» **TASK DIRECTIONS**: Without any of the pictures, set down the data below exactly.

══ DATA SUPPLIED ══

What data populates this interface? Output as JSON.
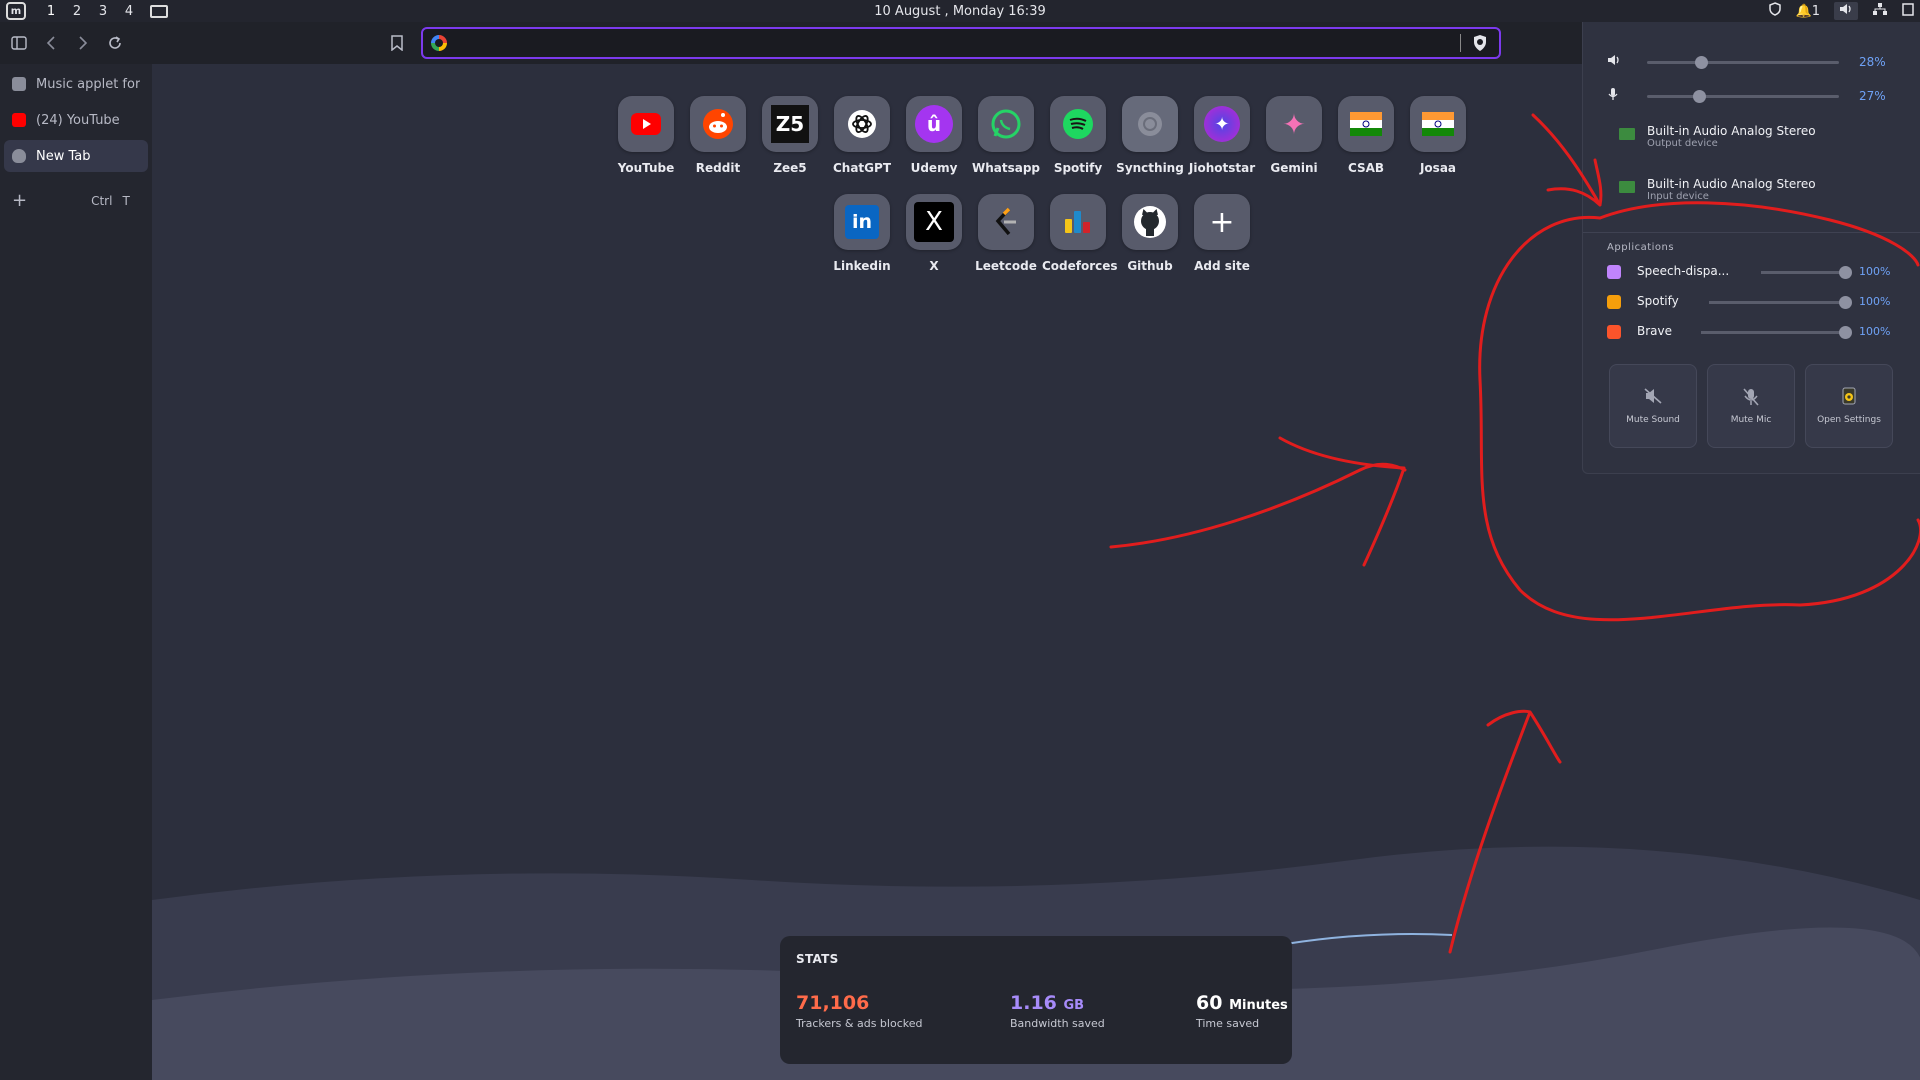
{
  "system_panel": {
    "workspaces": [
      "1",
      "2",
      "3",
      "4"
    ],
    "clock": "10 August , Monday   16:39",
    "notif_count": "1"
  },
  "browser": {
    "sidebar_tabs": [
      {
        "label": "Music applet for",
        "color": "#8a8d9a"
      },
      {
        "label": "(24) YouTube",
        "color": "#ff0000"
      },
      {
        "label": "New Tab",
        "color": "#8a8d9a"
      }
    ],
    "new_tab": {
      "plus": "+",
      "shortcut_ctrl": "Ctrl",
      "shortcut_key": "T"
    },
    "address_bar": {
      "value": "",
      "placeholder": ""
    },
    "accent": "#7c3aed"
  },
  "top_sites": [
    {
      "label": "YouTube",
      "icon": "youtube-icon"
    },
    {
      "label": "Reddit",
      "icon": "reddit-icon"
    },
    {
      "label": "Zee5",
      "icon": "zee5-icon",
      "glyph": "Z5"
    },
    {
      "label": "ChatGPT",
      "icon": "chatgpt-icon"
    },
    {
      "label": "Udemy",
      "icon": "udemy-icon",
      "glyph": "û"
    },
    {
      "label": "Whatsapp",
      "icon": "whatsapp-icon"
    },
    {
      "label": "Spotify",
      "icon": "spotify-icon"
    },
    {
      "label": "Syncthing",
      "icon": "syncthing-icon"
    },
    {
      "label": "Jiohotstar",
      "icon": "jiohotstar-icon",
      "glyph": "✦"
    },
    {
      "label": "Gemini",
      "icon": "gemini-icon",
      "glyph": "✦"
    },
    {
      "label": "CSAB",
      "icon": "india-flag-icon"
    },
    {
      "label": "Josaa",
      "icon": "india-flag-icon"
    },
    {
      "label": "Linkedin",
      "icon": "linkedin-icon",
      "glyph": "in"
    },
    {
      "label": "X",
      "icon": "x-icon",
      "glyph": "X"
    },
    {
      "label": "Leetcode",
      "icon": "leetcode-icon"
    },
    {
      "label": "Codeforces",
      "icon": "codeforces-icon"
    },
    {
      "label": "Github",
      "icon": "github-icon"
    },
    {
      "label": "Add site",
      "icon": "plus-icon",
      "glyph": "+"
    }
  ],
  "stats": {
    "title": "STATS",
    "trackers": {
      "value": "71,106",
      "label": "Trackers & ads blocked",
      "color": "#ff6b4a"
    },
    "bandwidth": {
      "value": "1.16",
      "unit": "GB",
      "label": "Bandwidth saved",
      "color": "#a78bfa"
    },
    "time": {
      "value": "60",
      "unit": "Minutes",
      "label": "Time saved",
      "color": "#ffffff"
    }
  },
  "sound_applet": {
    "output_volume": {
      "percent_label": "28%",
      "level": 0.28
    },
    "input_volume": {
      "percent_label": "27%",
      "level": 0.27
    },
    "output_device": {
      "name": "Built-in Audio Analog Stereo",
      "type": "Output device"
    },
    "input_device": {
      "name": "Built-in Audio Analog Stereo",
      "type": "Input device"
    },
    "applications_title": "Applications",
    "applications": [
      {
        "name": "Speech-dispa...",
        "percent_label": "100%",
        "level": 1.0,
        "color": "#c084fc"
      },
      {
        "name": "Spotify",
        "percent_label": "100%",
        "level": 1.0,
        "color": "#f59e0b"
      },
      {
        "name": "Brave",
        "percent_label": "100%",
        "level": 1.0,
        "color": "#fb542b"
      }
    ],
    "quick_buttons": [
      {
        "label": "Mute Sound",
        "icon": "mute-sound-icon"
      },
      {
        "label": "Mute Mic",
        "icon": "mute-mic-icon"
      },
      {
        "label": "Open Settings",
        "icon": "speaker-settings-icon"
      }
    ],
    "accent": "#6fa2f6"
  }
}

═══

» **ANSWER TO THE PROBLEM**:
What data populates this interface? Output as JSON.
{
  "system_panel": {
    "workspaces": [
      "1",
      "2",
      "3",
      "4"
    ],
    "clock": "10 August , Monday   16:39",
    "notif_count": "1"
  },
  "browser": {
    "sidebar_tabs": [
      {
        "label": "Music applet for",
        "color": "#8a8d9a"
      },
      {
        "label": "(24) YouTube",
        "color": "#ff0000"
      },
      {
        "label": "New Tab",
        "color": "#8a8d9a"
      }
    ],
    "new_tab": {
      "plus": "+",
      "shortcut_ctrl": "Ctrl",
      "shortcut_key": "T"
    },
    "address_bar": {
      "value": "",
      "placeholder": ""
    },
    "accent": "#7c3aed"
  },
  "top_sites": [
    {
      "label": "YouTube",
      "icon": "youtube-icon"
    },
    {
      "label": "Reddit",
      "icon": "reddit-icon"
    },
    {
      "label": "Zee5",
      "icon": "zee5-icon",
      "glyph": "Z5"
    },
    {
      "label": "ChatGPT",
      "icon": "chatgpt-icon"
    },
    {
      "label": "Udemy",
      "icon": "udemy-icon",
      "glyph": "û"
    },
    {
      "label": "Whatsapp",
      "icon": "whatsapp-icon"
    },
    {
      "label": "Spotify",
      "icon": "spotify-icon"
    },
    {
      "label": "Syncthing",
      "icon": "syncthing-icon"
    },
    {
      "label": "Jiohotstar",
      "icon": "jiohotstar-icon",
      "glyph": "✦"
    },
    {
      "label": "Gemini",
      "icon": "gemini-icon",
      "glyph": "✦"
    },
    {
      "label": "CSAB",
      "icon": "india-flag-icon"
    },
    {
      "label": "Josaa",
      "icon": "india-flag-icon"
    },
    {
      "label": "Linkedin",
      "icon": "linkedin-icon",
      "glyph": "in"
    },
    {
      "label": "X",
      "icon": "x-icon",
      "glyph": "X"
    },
    {
      "label": "Leetcode",
      "icon": "leetcode-icon"
    },
    {
      "label": "Codeforces",
      "icon": "codeforces-icon"
    },
    {
      "label": "Github",
      "icon": "github-icon"
    },
    {
      "label": "Add site",
      "icon": "plus-icon",
      "glyph": "+"
    }
  ],
  "stats": {
    "title": "STATS",
    "trackers": {
      "value": "71,106",
      "label": "Trackers & ads blocked",
      "color": "#ff6b4a"
    },
    "bandwidth": {
      "value": "1.16",
      "unit": "GB",
      "label": "Bandwidth saved",
      "color": "#a78bfa"
    },
    "time": {
      "value": "60",
      "unit": "Minutes",
      "label": "Time saved",
      "color": "#ffffff"
    }
  },
  "sound_applet": {
    "output_volume": {
      "percent_label": "28%",
      "level": 0.28
    },
    "input_volume": {
      "percent_label": "27%",
      "level": 0.27
    },
    "output_device": {
      "name": "Built-in Audio Analog Stereo",
      "type": "Output device"
    },
    "input_device": {
      "name": "Built-in Audio Analog Stereo",
      "type": "Input device"
    },
    "applications_title": "Applications",
    "applications": [
      {
        "name": "Speech-dispa...",
        "percent_label": "100%",
        "level": 1.0,
        "color": "#c084fc"
      },
      {
        "name": "Spotify",
        "percent_label": "100%",
        "level": 1.0,
        "color": "#f59e0b"
      },
      {
        "name": "Brave",
        "percent_label": "100%",
        "level": 1.0,
        "color": "#fb542b"
      }
    ],
    "quick_buttons": [
      {
        "label": "Mute Sound",
        "icon": "mute-sound-icon"
      },
      {
        "label": "Mute Mic",
        "icon": "mute-mic-icon"
      },
      {
        "label": "Open Settings",
        "icon": "speaker-settings-icon"
      }
    ],
    "accent": "#6fa2f6"
  }
}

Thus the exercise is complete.